  1. Choose keywords carefully, as follows
    • Provide words that you expect to be in the answer
    • Be specific, not general (cover flow versus interface)
    • Use the model name and/or model number
  2. If you can’t find a useful search result in the first 20 hits, then
    • Try additional keywords
    • Try different keywords
    • Try visiting a forum specific to your product, and then conduct the search from there
  3. If you hardly know anything about the subject, and need additional ideas for key words, then
    • Read a Wikipedia article
    • Read a review of the product
    • Read the product specifications on the vendor’s web site
    • Ask someone who does know the subject for some keywords to use in a Google search
  4. If you land on a long page, use your browser’s find command from the menu (or control-f) to find the key word on the page

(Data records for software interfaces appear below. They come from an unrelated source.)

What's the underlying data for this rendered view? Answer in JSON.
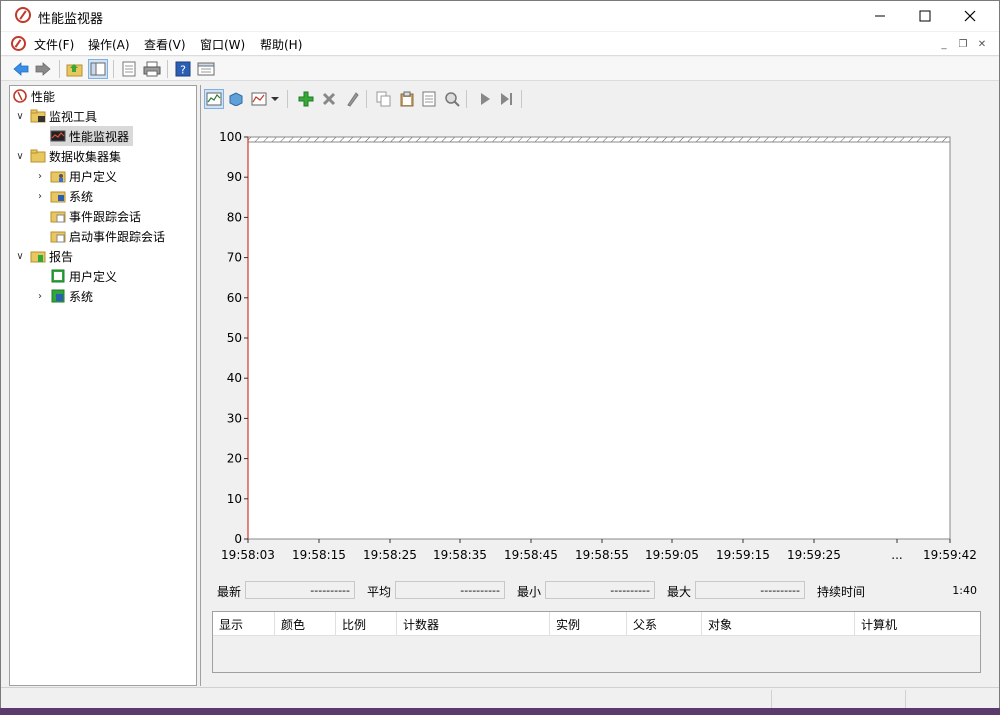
{
  "window": {
    "title": "性能监视器"
  },
  "menubar": {
    "items": [
      "文件(F)",
      "操作(A)",
      "查看(V)",
      "窗口(W)",
      "帮助(H)"
    ]
  },
  "toolbar": {
    "icons": [
      "back-icon",
      "forward-icon",
      "up-folder-icon",
      "show-hide-tree-icon",
      "properties-icon",
      "print-icon",
      "help-icon",
      "show-hide-action-icon"
    ]
  },
  "tree": {
    "root": "性能",
    "monitoring_tools": "监视工具",
    "perf_monitor": "性能监视器",
    "data_collector_sets": "数据收集器集",
    "user_defined": "用户定义",
    "system": "系统",
    "event_trace_sessions": "事件跟踪会话",
    "startup_event_trace_sessions": "启动事件跟踪会话",
    "reports": "报告",
    "reports_user_defined": "用户定义",
    "reports_system": "系统"
  },
  "perf_toolbar": {
    "icons": [
      "view-current-activity-icon",
      "view-log-data-icon",
      "change-graph-type-icon",
      "dropdown-icon",
      "add-icon",
      "delete-icon",
      "highlight-icon",
      "copy-properties-icon",
      "paste-counter-list-icon",
      "properties-icon",
      "zoom-icon",
      "freeze-display-icon",
      "update-data-icon"
    ]
  },
  "chart_data": {
    "type": "line",
    "ylim": [
      0,
      100
    ],
    "yticks": [
      "0",
      "10",
      "20",
      "30",
      "40",
      "50",
      "60",
      "70",
      "80",
      "90",
      "100"
    ],
    "xticks": [
      "19:58:03",
      "19:58:15",
      "19:58:25",
      "19:58:35",
      "19:58:45",
      "19:58:55",
      "19:59:05",
      "19:59:15",
      "19:59:25",
      "...",
      "19:59:42"
    ],
    "series": []
  },
  "stats": {
    "last_label": "最新",
    "last_value": "----------",
    "avg_label": "平均",
    "avg_value": "----------",
    "min_label": "最小",
    "min_value": "----------",
    "max_label": "最大",
    "max_value": "----------",
    "duration_label": "持续时间",
    "duration_value": "1:40"
  },
  "legend": {
    "columns": [
      "显示",
      "颜色",
      "比例",
      "计数器",
      "实例",
      "父系",
      "对象",
      "计算机"
    ]
  }
}
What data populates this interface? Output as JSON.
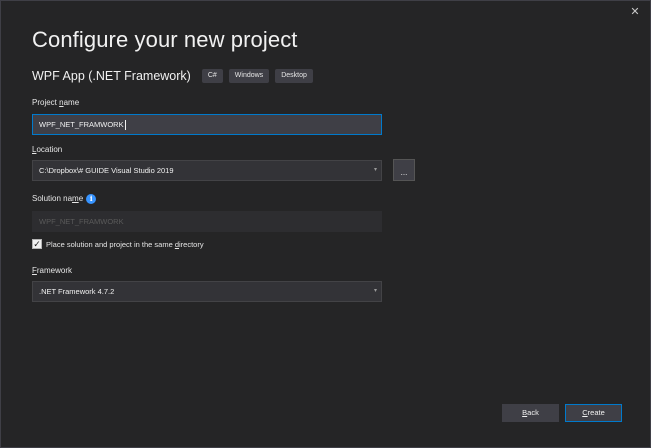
{
  "window": {
    "close_glyph": "✕"
  },
  "header": {
    "title": "Configure your new project",
    "template_name": "WPF App (.NET Framework)",
    "tags": [
      "C#",
      "Windows",
      "Desktop"
    ]
  },
  "form": {
    "project_name": {
      "label_prefix": "Project ",
      "label_access": "n",
      "label_suffix": "ame",
      "value": "WPF_NET_FRAMWORK"
    },
    "location": {
      "label_access": "L",
      "label_suffix": "ocation",
      "value": "C:\\Dropbox\\# GUIDE Visual Studio 2019",
      "browse_label": "..."
    },
    "solution_name": {
      "label_prefix": "Solution na",
      "label_access": "m",
      "label_suffix": "e",
      "value": "WPF_NET_FRAMWORK",
      "info_glyph": "i"
    },
    "same_directory": {
      "checked": true,
      "check_glyph": "✓",
      "label_prefix": "Place solution and project in the same ",
      "label_access": "d",
      "label_suffix": "irectory"
    },
    "framework": {
      "label_access": "F",
      "label_suffix": "ramework",
      "value": ".NET Framework 4.7.2"
    },
    "dropdown_glyph": "▾"
  },
  "footer": {
    "back": {
      "access": "B",
      "suffix": "ack"
    },
    "create": {
      "access": "C",
      "suffix": "reate"
    }
  },
  "colors": {
    "background": "#252526",
    "accent": "#007acc",
    "field": "#333337"
  }
}
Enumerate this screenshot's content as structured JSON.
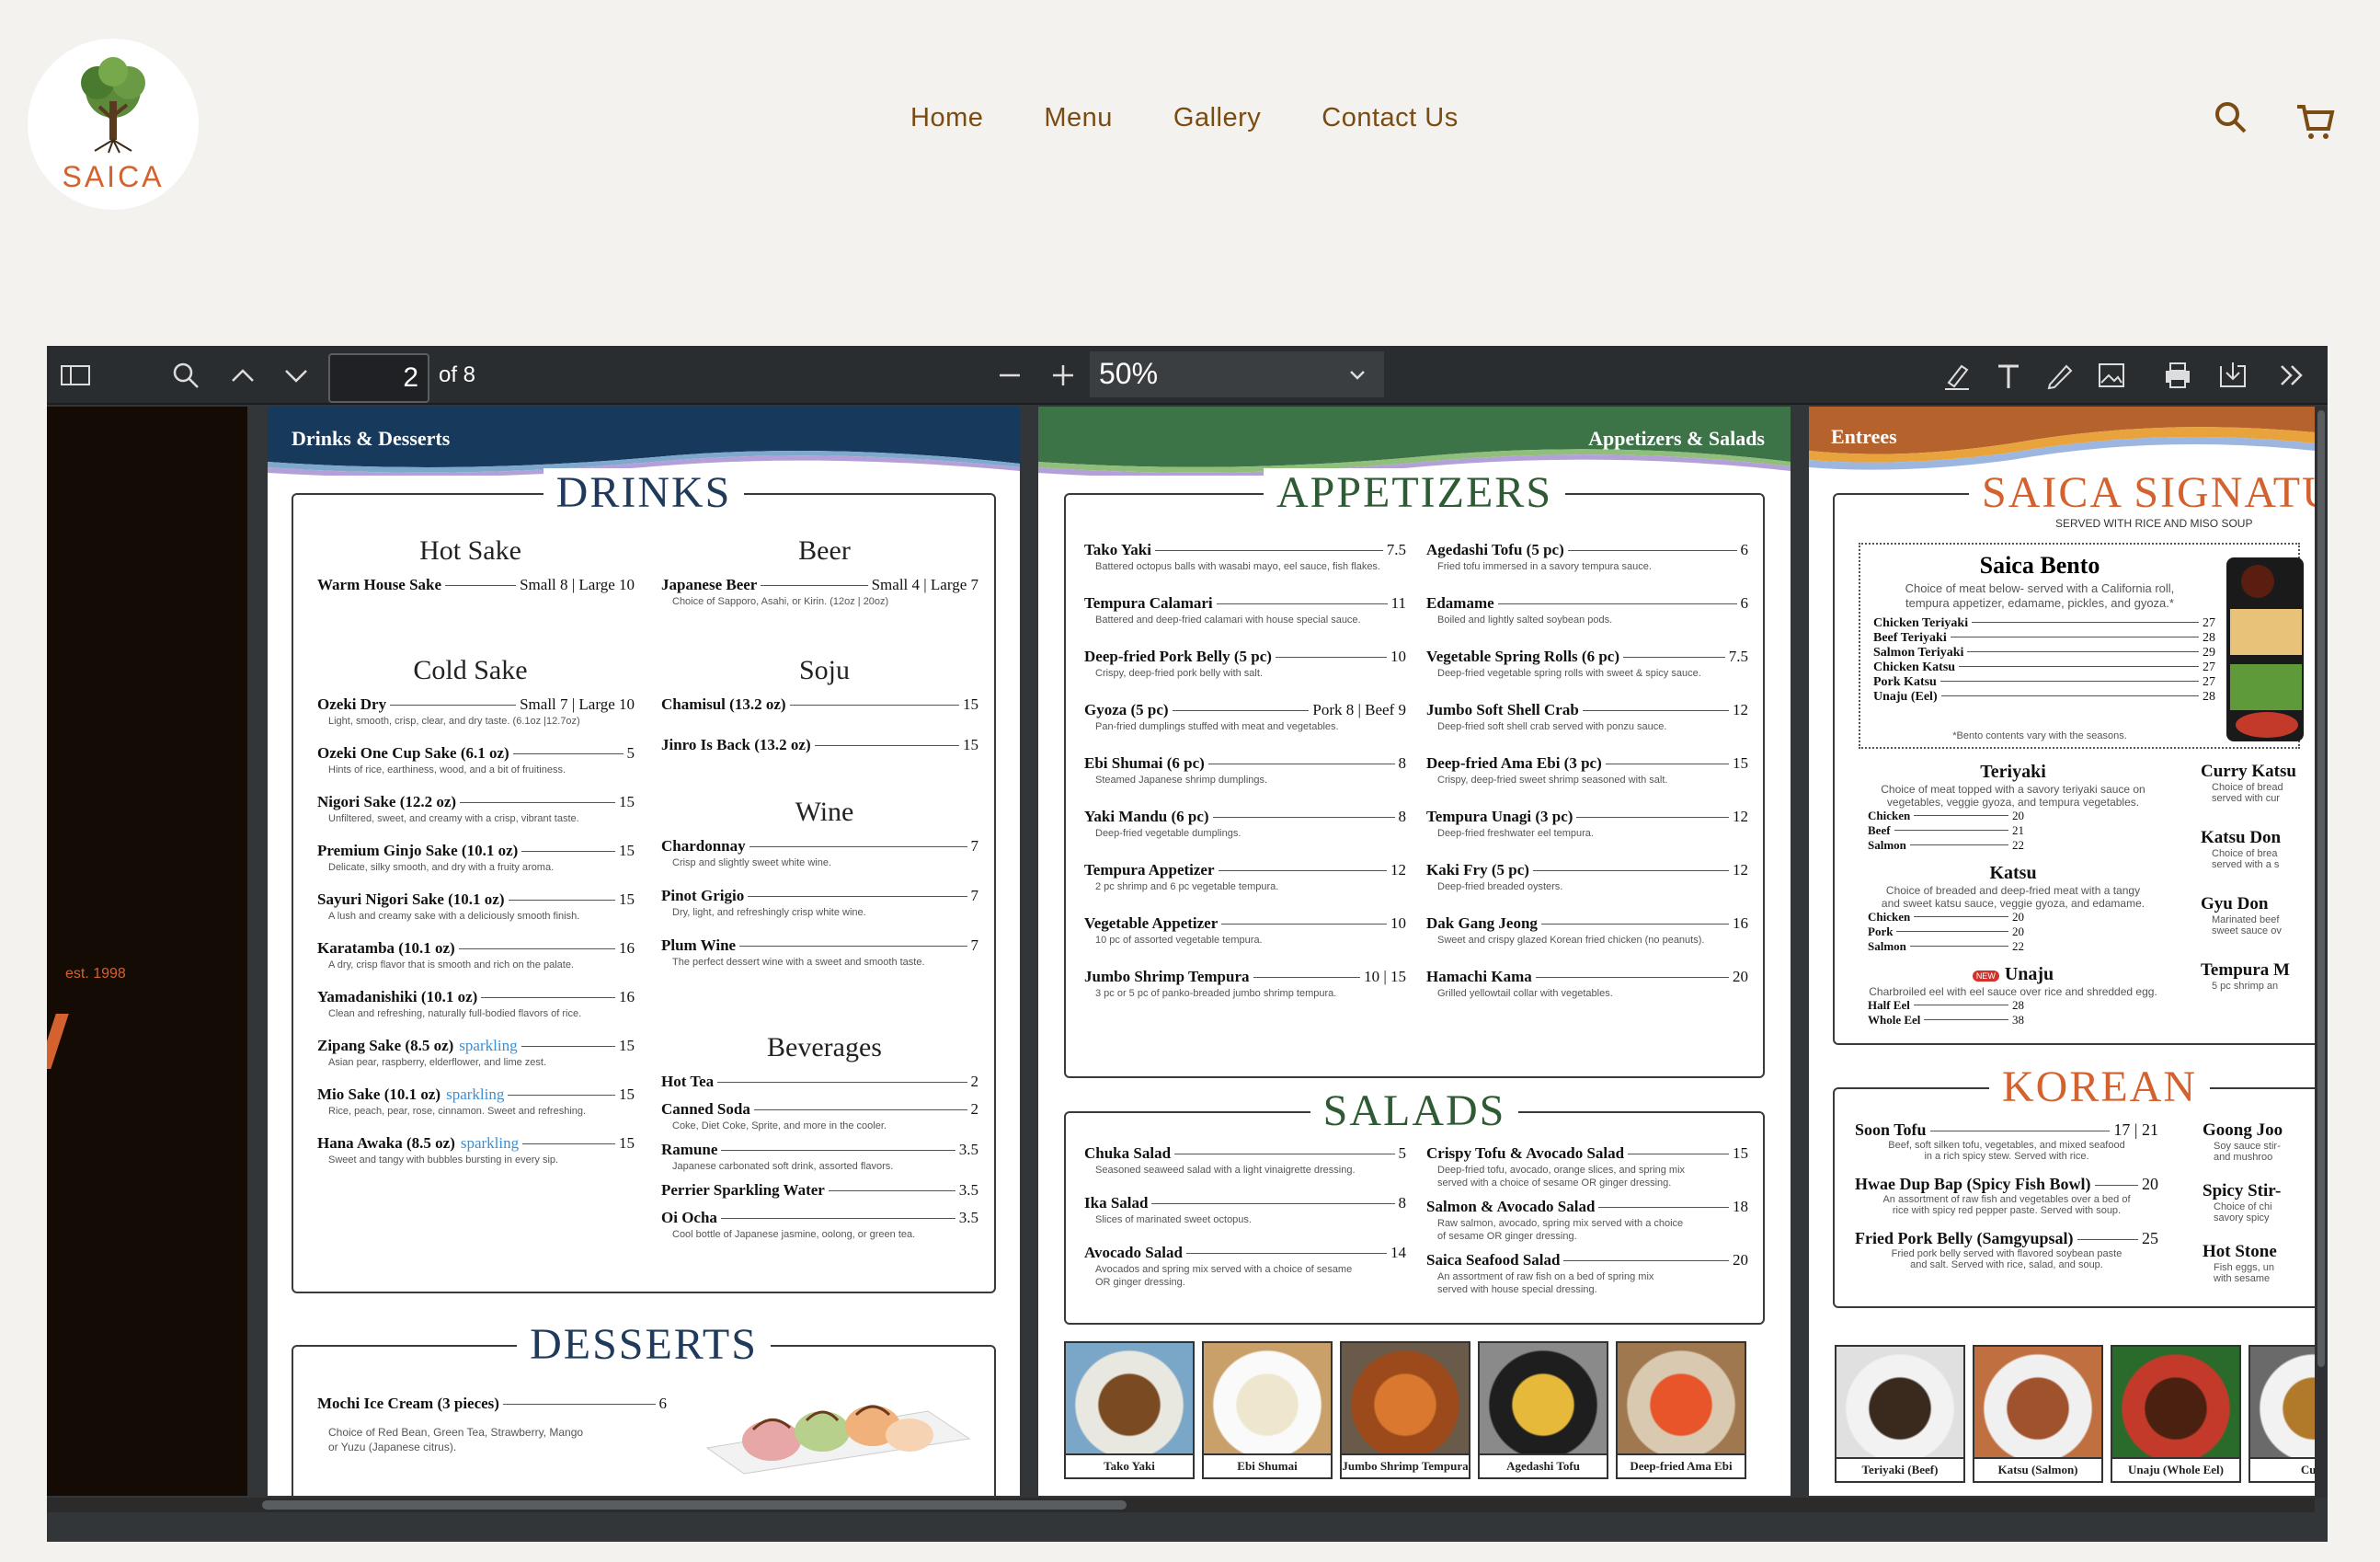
{
  "site": {
    "logo_text": "SAICA",
    "nav": [
      "Home",
      "Menu",
      "Gallery",
      "Contact Us"
    ]
  },
  "toolbar": {
    "page_current": "2",
    "page_of": "of 8",
    "zoom": "50%"
  },
  "cover": {
    "est": "est. 1998"
  },
  "p1": {
    "banner": "Drinks & Desserts",
    "drinks_title": "DRINKS",
    "hot_sake": {
      "title": "Hot Sake",
      "items": [
        {
          "name": "Warm House Sake",
          "price": "Small 8 | Large 10",
          "desc": ""
        }
      ]
    },
    "cold_sake": {
      "title": "Cold Sake",
      "items": [
        {
          "name": "Ozeki Dry",
          "price": "Small 7 | Large 10",
          "desc": "Light, smooth, crisp, clear, and dry taste. (6.1oz |12.7oz)"
        },
        {
          "name": "Ozeki One Cup Sake (6.1 oz)",
          "price": "5",
          "desc": "Hints of rice, earthiness, wood, and a bit of fruitiness."
        },
        {
          "name": "Nigori Sake (12.2 oz)",
          "price": "15",
          "desc": "Unfiltered, sweet, and creamy with a crisp, vibrant taste."
        },
        {
          "name": "Premium Ginjo Sake (10.1 oz)",
          "price": "15",
          "desc": "Delicate, silky smooth, and dry with a fruity aroma."
        },
        {
          "name": "Sayuri Nigori Sake (10.1 oz)",
          "price": "15",
          "desc": "A lush and creamy sake with a deliciously smooth finish."
        },
        {
          "name": "Karatamba (10.1 oz)",
          "price": "16",
          "desc": "A dry, crisp flavor that is smooth and rich on the palate."
        },
        {
          "name": "Yamadanishiki (10.1 oz)",
          "price": "16",
          "desc": "Clean and refreshing, naturally full-bodied flavors of rice."
        },
        {
          "name": "Zipang Sake (8.5 oz)",
          "tag": "sparkling",
          "price": "15",
          "desc": "Asian pear, raspberry, elderflower, and lime zest."
        },
        {
          "name": "Mio Sake (10.1 oz)",
          "tag": "sparkling",
          "price": "15",
          "desc": "Rice, peach, pear, rose, cinnamon. Sweet and refreshing."
        },
        {
          "name": "Hana Awaka (8.5 oz)",
          "tag": "sparkling",
          "price": "15",
          "desc": "Sweet and tangy with bubbles bursting in every sip."
        }
      ]
    },
    "beer": {
      "title": "Beer",
      "items": [
        {
          "name": "Japanese Beer",
          "price": "Small 4 | Large 7",
          "desc": "Choice of Sapporo, Asahi, or Kirin. (12oz | 20oz)"
        }
      ]
    },
    "soju": {
      "title": "Soju",
      "items": [
        {
          "name": "Chamisul (13.2 oz)",
          "price": "15",
          "desc": ""
        },
        {
          "name": "Jinro Is Back (13.2 oz)",
          "price": "15",
          "desc": ""
        }
      ]
    },
    "wine": {
      "title": "Wine",
      "items": [
        {
          "name": "Chardonnay",
          "price": "7",
          "desc": "Crisp and slightly sweet white wine."
        },
        {
          "name": "Pinot Grigio",
          "price": "7",
          "desc": "Dry, light, and refreshingly crisp white wine."
        },
        {
          "name": "Plum Wine",
          "price": "7",
          "desc": "The perfect dessert wine with a sweet and smooth taste."
        }
      ]
    },
    "beverages": {
      "title": "Beverages",
      "items": [
        {
          "name": "Hot Tea",
          "price": "2",
          "desc": ""
        },
        {
          "name": "Canned Soda",
          "price": "2",
          "desc": "Coke, Diet Coke, Sprite, and more in the cooler."
        },
        {
          "name": "Ramune",
          "price": "3.5",
          "desc": "Japanese carbonated soft drink, assorted flavors."
        },
        {
          "name": "Perrier Sparkling Water",
          "price": "3.5",
          "desc": ""
        },
        {
          "name": "Oi Ocha",
          "price": "3.5",
          "desc": "Cool bottle of Japanese jasmine, oolong, or green tea."
        }
      ]
    },
    "desserts_title": "DESSERTS",
    "dessert": {
      "name": "Mochi Ice Cream (3 pieces)",
      "price": "6",
      "desc1": "Choice of Red Bean, Green Tea, Strawberry, Mango",
      "desc2": "or Yuzu (Japanese citrus)."
    }
  },
  "p2": {
    "banner": "Appetizers & Salads",
    "app_title": "APPETIZERS",
    "salads_title": "SALADS",
    "app_left": [
      {
        "name": "Tako Yaki",
        "price": "7.5",
        "desc": "Battered octopus balls with wasabi mayo, eel sauce, fish flakes."
      },
      {
        "name": "Tempura Calamari",
        "price": "11",
        "desc": "Battered and deep-fried calamari with house special sauce."
      },
      {
        "name": "Deep-fried Pork Belly (5 pc)",
        "price": "10",
        "desc": "Crispy, deep-fried pork belly with salt."
      },
      {
        "name": "Gyoza (5 pc)",
        "price": "Pork 8 | Beef 9",
        "desc": "Pan-fried dumplings stuffed with meat and vegetables."
      },
      {
        "name": "Ebi Shumai (6 pc)",
        "price": "8",
        "desc": "Steamed Japanese shrimp dumplings."
      },
      {
        "name": "Yaki Mandu (6 pc)",
        "price": "8",
        "desc": "Deep-fried vegetable dumplings."
      },
      {
        "name": "Tempura Appetizer",
        "price": "12",
        "desc": "2 pc shrimp and 6 pc vegetable tempura."
      },
      {
        "name": "Vegetable Appetizer",
        "price": "10",
        "desc": "10 pc of assorted vegetable tempura."
      },
      {
        "name": "Jumbo Shrimp Tempura",
        "price": "10 | 15",
        "desc": "3 pc or 5 pc of panko-breaded jumbo shrimp tempura."
      }
    ],
    "app_right": [
      {
        "name": "Agedashi Tofu (5 pc)",
        "price": "6",
        "desc": "Fried tofu immersed in a savory tempura sauce."
      },
      {
        "name": "Edamame",
        "price": "6",
        "desc": "Boiled and lightly salted soybean pods."
      },
      {
        "name": "Vegetable Spring Rolls (6 pc)",
        "price": "7.5",
        "desc": "Deep-fried vegetable spring rolls with sweet & spicy sauce."
      },
      {
        "name": "Jumbo Soft Shell Crab",
        "price": "12",
        "desc": "Deep-fried soft shell crab served with ponzu sauce."
      },
      {
        "name": "Deep-fried Ama Ebi (3 pc)",
        "price": "15",
        "desc": "Crispy, deep-fried sweet shrimp seasoned with salt."
      },
      {
        "name": "Tempura Unagi (3 pc)",
        "price": "12",
        "desc": "Deep-fried freshwater eel tempura."
      },
      {
        "name": "Kaki Fry (5 pc)",
        "price": "12",
        "desc": "Deep-fried breaded oysters."
      },
      {
        "name": "Dak Gang Jeong",
        "price": "16",
        "desc": "Sweet and crispy glazed Korean fried chicken (no peanuts)."
      },
      {
        "name": "Hamachi Kama",
        "price": "20",
        "desc": "Grilled yellowtail collar with vegetables."
      }
    ],
    "sal_left": [
      {
        "name": "Chuka Salad",
        "price": "5",
        "desc": "Seasoned seaweed salad with a light vinaigrette dressing.",
        "desc2": ""
      },
      {
        "name": "Ika Salad",
        "price": "8",
        "desc": "Slices of marinated sweet octopus.",
        "desc2": ""
      },
      {
        "name": "Avocado Salad",
        "price": "14",
        "desc": "Avocados and spring mix served with a choice of sesame",
        "desc2": "OR ginger dressing."
      }
    ],
    "sal_right": [
      {
        "name": "Crispy Tofu & Avocado Salad",
        "price": "15",
        "desc": "Deep-fried tofu, avocado, orange slices, and spring mix",
        "desc2": "served with a choice of sesame OR ginger dressing."
      },
      {
        "name": "Salmon & Avocado Salad",
        "price": "18",
        "desc": "Raw salmon, avocado, spring mix served with a choice",
        "desc2": "of sesame OR ginger dressing."
      },
      {
        "name": "Saica Seafood Salad",
        "price": "20",
        "desc": "An assortment of raw fish on a bed of spring mix",
        "desc2": "served with house special dressing."
      }
    ],
    "photos": [
      "Tako Yaki",
      "Ebi Shumai",
      "Jumbo Shrimp Tempura",
      "Agedashi Tofu",
      "Deep-fried Ama Ebi"
    ]
  },
  "p3": {
    "banner": "Entrees",
    "sig_title": "SAICA SIGNATU",
    "sig_sub": "SERVED WITH RICE AND MISO SOUP",
    "bento": {
      "title": "Saica Bento",
      "desc1": "Choice of meat below- served with a California roll,",
      "desc2": "tempura appetizer, edamame, pickles, and gyoza.*",
      "items": [
        {
          "name": "Chicken Teriyaki",
          "price": "27"
        },
        {
          "name": "Beef Teriyaki",
          "price": "28"
        },
        {
          "name": "Salmon Teriyaki",
          "price": "29"
        },
        {
          "name": "Chicken Katsu",
          "price": "27"
        },
        {
          "name": "Pork Katsu",
          "price": "27"
        },
        {
          "name": "Unaju (Eel)",
          "price": "28"
        }
      ],
      "note": "*Bento contents vary with the seasons."
    },
    "teriyaki": {
      "title": "Teriyaki",
      "desc1": "Choice of meat topped with a savory teriyaki sauce on",
      "desc2": "vegetables, veggie gyoza, and tempura vegetables.",
      "items": [
        {
          "name": "Chicken",
          "price": "20"
        },
        {
          "name": "Beef",
          "price": "21"
        },
        {
          "name": "Salmon",
          "price": "22"
        }
      ]
    },
    "katsu": {
      "title": "Katsu",
      "desc1": "Choice of breaded and deep-fried meat with a tangy",
      "desc2": "and sweet katsu sauce, veggie gyoza, and edamame.",
      "items": [
        {
          "name": "Chicken",
          "price": "20"
        },
        {
          "name": "Pork",
          "price": "20"
        },
        {
          "name": "Salmon",
          "price": "22"
        }
      ]
    },
    "unaju": {
      "title": "Unaju",
      "badge": "NEW",
      "desc": "Charbroiled eel with eel sauce over rice and shredded egg.",
      "items": [
        {
          "name": "Half Eel",
          "price": "28"
        },
        {
          "name": "Whole Eel",
          "price": "38"
        }
      ]
    },
    "right_col": [
      {
        "name": "Curry Katsu",
        "desc1": "Choice of bread",
        "desc2": "served with cur"
      },
      {
        "name": "Katsu Don",
        "desc1": "Choice of brea",
        "desc2": "served with a s"
      },
      {
        "name": "Gyu Don",
        "desc1": "Marinated beef",
        "desc2": "sweet sauce ov"
      },
      {
        "name": "Tempura M",
        "desc1": "5 pc shrimp an",
        "desc2": ""
      }
    ],
    "korean_title": "KOREAN",
    "korean_left": [
      {
        "name": "Soon Tofu",
        "price": "17 | 21",
        "desc1": "Beef, soft silken tofu, vegetables, and mixed seafood",
        "desc2": "in a rich spicy stew. Served with rice."
      },
      {
        "name": "Hwae Dup Bap (Spicy Fish Bowl)",
        "price": "20",
        "desc1": "An assortment of raw fish and vegetables over a bed of",
        "desc2": "rice with spicy red pepper paste. Served with soup."
      },
      {
        "name": "Fried Pork Belly (Samgyupsal)",
        "price": "25",
        "desc1": "Fried pork belly served with flavored soybean paste",
        "desc2": "and salt. Served with rice, salad, and soup."
      }
    ],
    "korean_right": [
      {
        "name": "Goong Joo",
        "desc1": "Soy sauce stir-",
        "desc2": "and mushroo"
      },
      {
        "name": "Spicy Stir-",
        "desc1": "Choice of chi",
        "desc2": "savory spicy"
      },
      {
        "name": "Hot Stone",
        "desc1": "Fish eggs, un",
        "desc2": "with sesame"
      }
    ],
    "photos": [
      "Teriyaki (Beef)",
      "Katsu (Salmon)",
      "Unaju (Whole Eel)",
      "Curr"
    ]
  },
  "colors": {
    "nav": "#7a4b12",
    "logo": "#d3622f",
    "drinks_head": "#1f3a5a",
    "appetizers_head": "#2e5a34",
    "signature_head": "#d3622f",
    "sparkling": "#3a8fd6"
  }
}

For more general help with search, the following two links from Google are good starting places.

Basic Search Help (Google)

More Search Help (Google)

Concluding Words

While most people are used to using Google to search for information in general, I have noticed that people still spend many hours getting tech help using the traditional help filters described at the beginning of this post. Traditional tech help methods have failed to keep up with increasingly complex and feature rich technologies.

FilterJoe is all about replacing old filters (that stop working well) with better filters. Googling for tech help is one such filter. More generally, effectively using search engines is an important skill to master in the new millennium.

When in doubt, google it.

Author: Joe Golton

I’m a dad with a son who loves baseball. Professionally, I’ve been a software developer, investor, controller, and logistics manager. I now make my living from this blog, supplemented with occasional consulting gigs.